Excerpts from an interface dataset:
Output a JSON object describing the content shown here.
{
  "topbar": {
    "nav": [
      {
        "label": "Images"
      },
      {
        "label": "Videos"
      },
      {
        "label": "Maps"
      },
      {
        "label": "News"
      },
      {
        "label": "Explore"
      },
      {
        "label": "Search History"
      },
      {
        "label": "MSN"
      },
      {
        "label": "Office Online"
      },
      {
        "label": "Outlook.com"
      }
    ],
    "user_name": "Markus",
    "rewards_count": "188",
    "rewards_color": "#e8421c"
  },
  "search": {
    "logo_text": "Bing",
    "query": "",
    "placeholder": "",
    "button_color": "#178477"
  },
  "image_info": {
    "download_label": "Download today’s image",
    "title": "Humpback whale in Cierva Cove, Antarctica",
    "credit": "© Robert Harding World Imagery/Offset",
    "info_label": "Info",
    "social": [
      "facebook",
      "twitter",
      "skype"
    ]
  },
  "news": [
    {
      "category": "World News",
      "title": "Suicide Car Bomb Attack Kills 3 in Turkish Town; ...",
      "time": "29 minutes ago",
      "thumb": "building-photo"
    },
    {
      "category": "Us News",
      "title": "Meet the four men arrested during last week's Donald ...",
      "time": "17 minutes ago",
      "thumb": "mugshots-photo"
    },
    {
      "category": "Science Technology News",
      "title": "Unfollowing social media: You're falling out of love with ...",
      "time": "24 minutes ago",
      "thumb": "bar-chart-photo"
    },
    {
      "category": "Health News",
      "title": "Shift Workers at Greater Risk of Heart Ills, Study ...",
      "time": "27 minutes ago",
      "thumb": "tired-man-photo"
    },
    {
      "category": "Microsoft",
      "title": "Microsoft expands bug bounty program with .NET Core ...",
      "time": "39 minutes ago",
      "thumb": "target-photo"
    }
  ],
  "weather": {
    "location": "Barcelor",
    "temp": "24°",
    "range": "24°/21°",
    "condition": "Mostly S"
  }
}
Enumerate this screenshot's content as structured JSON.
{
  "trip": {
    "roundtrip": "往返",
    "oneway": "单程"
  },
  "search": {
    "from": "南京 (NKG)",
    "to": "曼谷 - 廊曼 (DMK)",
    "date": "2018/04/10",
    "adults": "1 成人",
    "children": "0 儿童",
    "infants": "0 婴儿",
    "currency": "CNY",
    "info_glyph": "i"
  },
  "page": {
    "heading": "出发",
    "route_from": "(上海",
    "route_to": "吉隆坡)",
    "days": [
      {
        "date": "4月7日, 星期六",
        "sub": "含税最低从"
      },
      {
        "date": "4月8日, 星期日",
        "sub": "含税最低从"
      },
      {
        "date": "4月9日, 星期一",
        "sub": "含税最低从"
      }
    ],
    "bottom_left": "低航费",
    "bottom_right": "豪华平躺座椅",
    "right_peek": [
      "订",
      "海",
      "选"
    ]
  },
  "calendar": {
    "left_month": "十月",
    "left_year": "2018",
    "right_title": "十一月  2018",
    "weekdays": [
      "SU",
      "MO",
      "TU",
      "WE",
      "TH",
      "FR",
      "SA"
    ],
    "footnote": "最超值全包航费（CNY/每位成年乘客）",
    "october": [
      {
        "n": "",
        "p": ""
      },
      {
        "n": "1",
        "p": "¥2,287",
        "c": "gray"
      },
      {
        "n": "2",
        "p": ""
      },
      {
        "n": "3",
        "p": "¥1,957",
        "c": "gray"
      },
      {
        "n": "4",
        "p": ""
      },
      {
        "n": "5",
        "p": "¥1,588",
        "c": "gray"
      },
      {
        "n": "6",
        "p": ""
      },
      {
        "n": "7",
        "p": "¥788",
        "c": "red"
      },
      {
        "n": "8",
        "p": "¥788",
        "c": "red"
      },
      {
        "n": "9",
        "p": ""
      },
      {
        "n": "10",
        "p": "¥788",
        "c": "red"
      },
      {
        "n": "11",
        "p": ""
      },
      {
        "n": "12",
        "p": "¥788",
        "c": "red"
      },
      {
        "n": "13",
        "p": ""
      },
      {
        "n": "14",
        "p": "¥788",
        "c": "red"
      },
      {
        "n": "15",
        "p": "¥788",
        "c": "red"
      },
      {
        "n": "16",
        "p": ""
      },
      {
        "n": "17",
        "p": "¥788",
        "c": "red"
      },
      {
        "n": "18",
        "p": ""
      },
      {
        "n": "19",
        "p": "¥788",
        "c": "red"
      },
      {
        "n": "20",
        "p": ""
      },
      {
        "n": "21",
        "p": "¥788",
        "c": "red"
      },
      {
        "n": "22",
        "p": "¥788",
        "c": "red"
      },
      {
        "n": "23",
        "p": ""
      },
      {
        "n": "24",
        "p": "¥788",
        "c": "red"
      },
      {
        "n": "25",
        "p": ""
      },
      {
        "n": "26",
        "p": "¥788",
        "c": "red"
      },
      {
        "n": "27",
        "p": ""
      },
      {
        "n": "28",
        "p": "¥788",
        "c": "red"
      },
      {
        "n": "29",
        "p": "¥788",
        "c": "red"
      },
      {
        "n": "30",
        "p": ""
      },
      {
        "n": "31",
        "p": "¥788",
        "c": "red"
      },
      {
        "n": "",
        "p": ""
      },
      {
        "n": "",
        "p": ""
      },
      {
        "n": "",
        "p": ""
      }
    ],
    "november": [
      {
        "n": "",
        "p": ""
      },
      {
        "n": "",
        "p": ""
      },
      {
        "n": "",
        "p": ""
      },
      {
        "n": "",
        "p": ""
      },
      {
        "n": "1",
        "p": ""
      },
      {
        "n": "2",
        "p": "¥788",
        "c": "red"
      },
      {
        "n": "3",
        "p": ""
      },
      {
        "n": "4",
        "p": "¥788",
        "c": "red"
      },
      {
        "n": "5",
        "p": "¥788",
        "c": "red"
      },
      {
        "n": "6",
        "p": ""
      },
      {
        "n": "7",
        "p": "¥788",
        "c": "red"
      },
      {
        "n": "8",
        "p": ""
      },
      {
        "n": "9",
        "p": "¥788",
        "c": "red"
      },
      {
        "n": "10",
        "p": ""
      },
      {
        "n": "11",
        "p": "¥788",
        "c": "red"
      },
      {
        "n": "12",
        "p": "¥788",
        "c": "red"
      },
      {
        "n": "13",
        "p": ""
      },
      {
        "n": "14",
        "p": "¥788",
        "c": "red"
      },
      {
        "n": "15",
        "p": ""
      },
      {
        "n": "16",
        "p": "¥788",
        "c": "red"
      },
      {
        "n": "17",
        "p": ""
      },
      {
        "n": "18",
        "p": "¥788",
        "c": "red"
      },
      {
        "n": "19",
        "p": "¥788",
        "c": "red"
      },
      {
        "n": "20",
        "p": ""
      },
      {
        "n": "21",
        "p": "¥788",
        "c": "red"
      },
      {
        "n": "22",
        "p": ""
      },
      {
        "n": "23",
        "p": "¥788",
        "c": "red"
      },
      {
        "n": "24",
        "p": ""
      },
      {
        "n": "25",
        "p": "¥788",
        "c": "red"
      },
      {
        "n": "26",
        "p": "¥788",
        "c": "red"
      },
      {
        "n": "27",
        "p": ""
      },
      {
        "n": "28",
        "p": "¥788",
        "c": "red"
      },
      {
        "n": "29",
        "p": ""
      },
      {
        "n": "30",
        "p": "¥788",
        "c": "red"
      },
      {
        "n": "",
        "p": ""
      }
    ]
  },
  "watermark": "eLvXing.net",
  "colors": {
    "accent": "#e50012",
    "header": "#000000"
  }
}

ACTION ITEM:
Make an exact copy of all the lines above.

PROBLEM SOLUTION:
Output a JSON object describing the content shown here.
{
  "topbar": {
    "nav": [
      {
        "label": "Images"
      },
      {
        "label": "Videos"
      },
      {
        "label": "Maps"
      },
      {
        "label": "News"
      },
      {
        "label": "Explore"
      },
      {
        "label": "Search History"
      },
      {
        "label": "MSN"
      },
      {
        "label": "Office Online"
      },
      {
        "label": "Outlook.com"
      }
    ],
    "user_name": "Markus",
    "rewards_count": "188",
    "rewards_color": "#e8421c"
  },
  "search": {
    "logo_text": "Bing",
    "query": "",
    "placeholder": "",
    "button_color": "#178477"
  },
  "image_info": {
    "download_label": "Download today’s image",
    "title": "Humpback whale in Cierva Cove, Antarctica",
    "credit": "© Robert Harding World Imagery/Offset",
    "info_label": "Info",
    "social": [
      "facebook",
      "twitter",
      "skype"
    ]
  },
  "news": [
    {
      "category": "World News",
      "title": "Suicide Car Bomb Attack Kills 3 in Turkish Town; ...",
      "time": "29 minutes ago",
      "thumb": "building-photo"
    },
    {
      "category": "Us News",
      "title": "Meet the four men arrested during last week's Donald ...",
      "time": "17 minutes ago",
      "thumb": "mugshots-photo"
    },
    {
      "category": "Science Technology News",
      "title": "Unfollowing social media: You're falling out of love with ...",
      "time": "24 minutes ago",
      "thumb": "bar-chart-photo"
    },
    {
      "category": "Health News",
      "title": "Shift Workers at Greater Risk of Heart Ills, Study ...",
      "time": "27 minutes ago",
      "thumb": "tired-man-photo"
    },
    {
      "category": "Microsoft",
      "title": "Microsoft expands bug bounty program with .NET Core ...",
      "time": "39 minutes ago",
      "thumb": "target-photo"
    }
  ],
  "weather": {
    "location": "Barcelor",
    "temp": "24°",
    "range": "24°/21°",
    "condition": "Mostly S"
  }
}
Enumerate this screenshot's content as structured JSON.
{
  "trip": {
    "roundtrip": "往返",
    "oneway": "单程"
  },
  "search": {
    "from": "南京 (NKG)",
    "to": "曼谷 - 廊曼 (DMK)",
    "date": "2018/04/10",
    "adults": "1 成人",
    "children": "0 儿童",
    "infants": "0 婴儿",
    "currency": "CNY",
    "info_glyph": "i"
  },
  "page": {
    "heading": "出发",
    "route_from": "(上海",
    "route_to": "吉隆坡)",
    "days": [
      {
        "date": "4月7日, 星期六",
        "sub": "含税最低从"
      },
      {
        "date": "4月8日, 星期日",
        "sub": "含税最低从"
      },
      {
        "date": "4月9日, 星期一",
        "sub": "含税最低从"
      }
    ],
    "bottom_left": "低航费",
    "bottom_right": "豪华平躺座椅",
    "right_peek": [
      "订",
      "海",
      "选"
    ]
  },
  "calendar": {
    "left_month": "十月",
    "left_year": "2018",
    "right_title": "十一月  2018",
    "weekdays": [
      "SU",
      "MO",
      "TU",
      "WE",
      "TH",
      "FR",
      "SA"
    ],
    "footnote": "最超值全包航费（CNY/每位成年乘客）",
    "october": [
      {
        "n": "",
        "p": ""
      },
      {
        "n": "1",
        "p": "¥2,287",
        "c": "gray"
      },
      {
        "n": "2",
        "p": ""
      },
      {
        "n": "3",
        "p": "¥1,957",
        "c": "gray"
      },
      {
        "n": "4",
        "p": ""
      },
      {
        "n": "5",
        "p": "¥1,588",
        "c": "gray"
      },
      {
        "n": "6",
        "p": ""
      },
      {
        "n": "7",
        "p": "¥788",
        "c": "red"
      },
      {
        "n": "8",
        "p": "¥788",
        "c": "red"
      },
      {
        "n": "9",
        "p": ""
      },
      {
        "n": "10",
        "p": "¥788",
        "c": "red"
      },
      {
        "n": "11",
        "p": ""
      },
      {
        "n": "12",
        "p": "¥788",
        "c": "red"
      },
      {
        "n": "13",
        "p": ""
      },
      {
        "n": "14",
        "p": "¥788",
        "c": "red"
      },
      {
        "n": "15",
        "p": "¥788",
        "c": "red"
      },
      {
        "n": "16",
        "p": ""
      },
      {
        "n": "17",
        "p": "¥788",
        "c": "red"
      },
      {
        "n": "18",
        "p": ""
      },
      {
        "n": "19",
        "p": "¥788",
        "c": "red"
      },
      {
        "n": "20",
        "p": ""
      },
      {
        "n": "21",
        "p": "¥788",
        "c": "red"
      },
      {
        "n": "22",
        "p": "¥788",
        "c": "red"
      },
      {
        "n": "23",
        "p": ""
      },
      {
        "n": "24",
        "p": "¥788",
        "c": "red"
      },
      {
        "n": "25",
        "p": ""
      },
      {
        "n": "26",
        "p": "¥788",
        "c": "red"
      },
      {
        "n": "27",
        "p": ""
      },
      {
        "n": "28",
        "p": "¥788",
        "c": "red"
      },
      {
        "n": "29",
        "p": "¥788",
        "c": "red"
      },
      {
        "n": "30",
        "p": ""
      },
      {
        "n": "31",
        "p": "¥788",
        "c": "red"
      },
      {
        "n": "",
        "p": ""
      },
      {
        "n": "",
        "p": ""
      },
      {
        "n": "",
        "p": ""
      }
    ],
    "november": [
      {
        "n": "",
        "p": ""
      },
      {
        "n": "",
        "p": ""
      },
      {
        "n": "",
        "p": ""
      },
      {
        "n": "",
        "p": ""
      },
      {
        "n": "1",
        "p": ""
      },
      {
        "n": "2",
        "p": "¥788",
        "c": "red"
      },
      {
        "n": "3",
        "p": ""
      },
      {
        "n": "4",
        "p": "¥788",
        "c": "red"
      },
      {
        "n": "5",
        "p": "¥788",
        "c": "red"
      },
      {
        "n": "6",
        "p": ""
      },
      {
        "n": "7",
        "p": "¥788",
        "c": "red"
      },
      {
        "n": "8",
        "p": ""
      },
      {
        "n": "9",
        "p": "¥788",
        "c": "red"
      },
      {
        "n": "10",
        "p": ""
      },
      {
        "n": "11",
        "p": "¥788",
        "c": "red"
      },
      {
        "n": "12",
        "p": "¥788",
        "c": "red"
      },
      {
        "n": "13",
        "p": ""
      },
      {
        "n": "14",
        "p": "¥788",
        "c": "red"
      },
      {
        "n": "15",
        "p": ""
      },
      {
        "n": "16",
        "p": "¥788",
        "c": "red"
      },
      {
        "n": "17",
        "p": ""
      },
      {
        "n": "18",
        "p": "¥788",
        "c": "red"
      },
      {
        "n": "19",
        "p": "¥788",
        "c": "red"
      },
      {
        "n": "20",
        "p": ""
      },
      {
        "n": "21",
        "p": "¥788",
        "c": "red"
      },
      {
        "n": "22",
        "p": ""
      },
      {
        "n": "23",
        "p": "¥788",
        "c": "red"
      },
      {
        "n": "24",
        "p": ""
      },
      {
        "n": "25",
        "p": "¥788",
        "c": "red"
      },
      {
        "n": "26",
        "p": "¥788",
        "c": "red"
      },
      {
        "n": "27",
        "p": ""
      },
      {
        "n": "28",
        "p": "¥788",
        "c": "red"
      },
      {
        "n": "29",
        "p": ""
      },
      {
        "n": "30",
        "p": "¥788",
        "c": "red"
      },
      {
        "n": "",
        "p": ""
      }
    ]
  },
  "watermark": "eLvXing.net",
  "colors": {
    "accent": "#e50012",
    "header": "#000000"
  }
}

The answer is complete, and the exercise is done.